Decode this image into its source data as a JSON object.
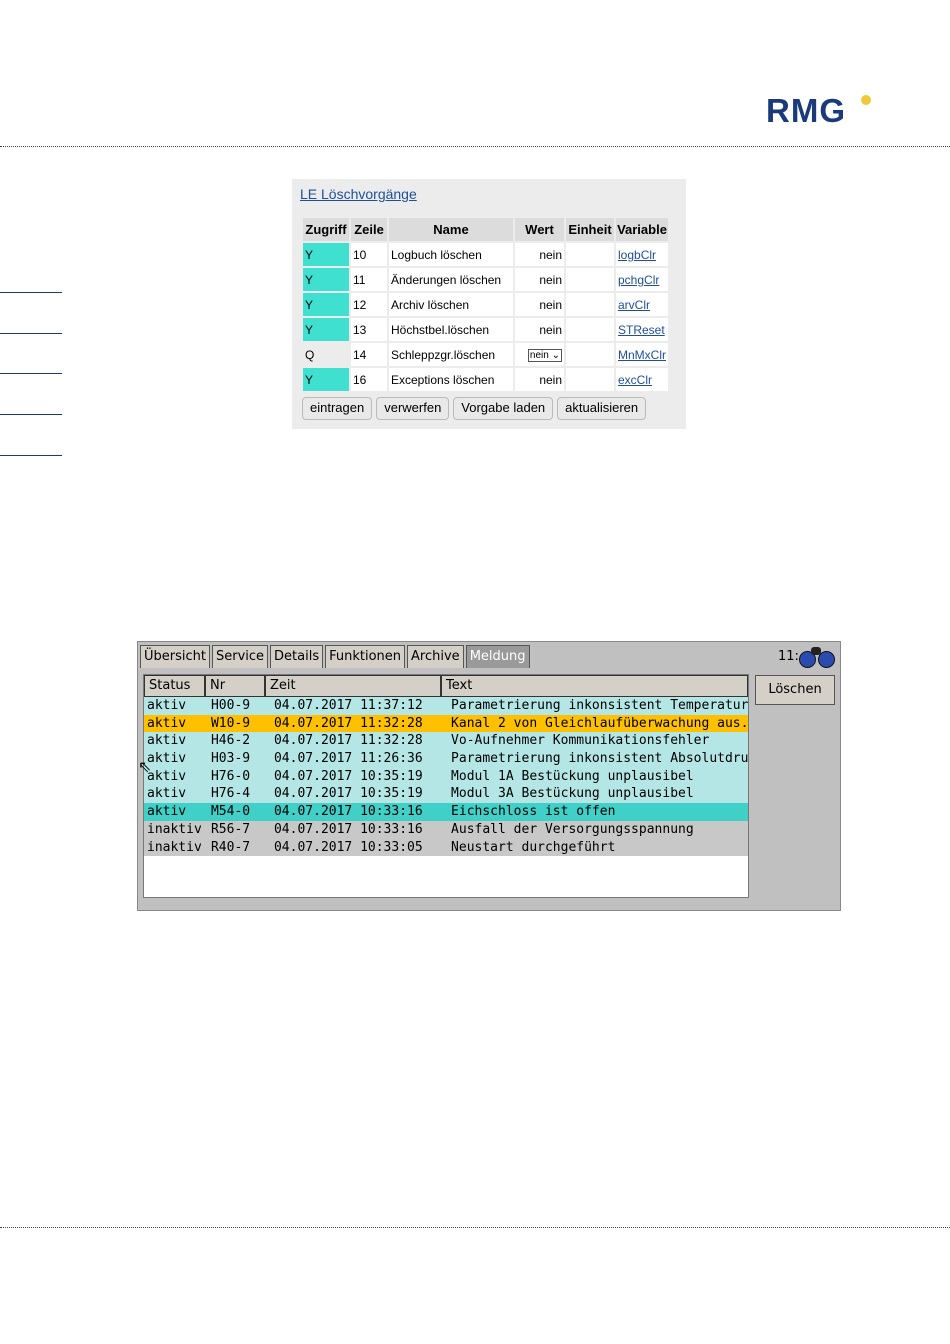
{
  "brand": {
    "logo_text": "RMG",
    "logo_color": "#1a3a7c",
    "dot_color": "#f0c93a"
  },
  "web_panel": {
    "title": "LE Löschvorgänge",
    "columns": [
      "Zugriff",
      "Zeile",
      "Name",
      "Wert",
      "Einheit",
      "Variable"
    ],
    "rows": [
      {
        "access": "Y",
        "line": "10",
        "name": "Logbuch löschen",
        "value": "nein",
        "unit": "",
        "variable": "logbClr"
      },
      {
        "access": "Y",
        "line": "11",
        "name": "Änderungen löschen",
        "value": "nein",
        "unit": "",
        "variable": "pchgClr"
      },
      {
        "access": "Y",
        "line": "12",
        "name": "Archiv löschen",
        "value": "nein",
        "unit": "",
        "variable": "arvClr"
      },
      {
        "access": "Y",
        "line": "13",
        "name": "Höchstbel.löschen",
        "value": "nein",
        "unit": "",
        "variable": "STReset"
      },
      {
        "access": "Q",
        "line": "14",
        "name": "Schleppzgr.löschen",
        "value": "nein",
        "unit": "",
        "variable": "MnMxClr"
      },
      {
        "access": "Y",
        "line": "16",
        "name": "Exceptions löschen",
        "value": "nein",
        "unit": "",
        "variable": "excClr"
      }
    ],
    "buttons": {
      "enter": "eintragen",
      "discard": "verwerfen",
      "load_default": "Vorgabe laden",
      "refresh": "aktualisieren"
    },
    "access_color": "#40e0d0"
  },
  "device": {
    "tabs": [
      "Übersicht",
      "Service",
      "Details",
      "Funktionen",
      "Archive",
      "Meldung"
    ],
    "active_tab": "Meldung",
    "clock": "11:",
    "columns": [
      "Status",
      "Nr",
      "Zeit",
      "Text"
    ],
    "rows": [
      {
        "status": "aktiv",
        "nr": "H00-9",
        "time": "04.07.2017 11:37:12",
        "text": "Parametrierung inkonsistent Temperatur",
        "color": "#b4e6e6"
      },
      {
        "status": "aktiv",
        "nr": "W10-9",
        "time": "04.07.2017 11:32:28",
        "text": "Kanal 2 von Gleichlaufüberwachung aus...",
        "color": "#ffc000"
      },
      {
        "status": "aktiv",
        "nr": "H46-2",
        "time": "04.07.2017 11:32:28",
        "text": "Vo-Aufnehmer Kommunikationsfehler",
        "color": "#b4e6e6"
      },
      {
        "status": "aktiv",
        "nr": "H03-9",
        "time": "04.07.2017 11:26:36",
        "text": "Parametrierung inkonsistent Absolutdruck",
        "color": "#b4e6e6"
      },
      {
        "status": "aktiv",
        "nr": "H76-0",
        "time": "04.07.2017 10:35:19",
        "text": "Modul 1A Bestückung unplausibel",
        "color": "#b4e6e6"
      },
      {
        "status": "aktiv",
        "nr": "H76-4",
        "time": "04.07.2017 10:35:19",
        "text": "Modul 3A Bestückung unplausibel",
        "color": "#b4e6e6"
      },
      {
        "status": "aktiv",
        "nr": "M54-0",
        "time": "04.07.2017 10:33:16",
        "text": "Eichschloss ist offen",
        "color": "#40d0c8"
      },
      {
        "status": "inaktiv",
        "nr": "R56-7",
        "time": "04.07.2017 10:33:16",
        "text": "Ausfall der Versorgungsspannung",
        "color": "#c8c8c8"
      },
      {
        "status": "inaktiv",
        "nr": "R40-7",
        "time": "04.07.2017 10:33:05",
        "text": "Neustart durchgeführt",
        "color": "#c8c8c8"
      }
    ],
    "delete_button": "Löschen"
  }
}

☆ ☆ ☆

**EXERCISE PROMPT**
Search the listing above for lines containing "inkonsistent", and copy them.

**WRITTEN RESPONSE**
        "text": "Parametrierung inkonsistent Temperatur",
        "text": "Parametrierung inkonsistent Absolutdruck",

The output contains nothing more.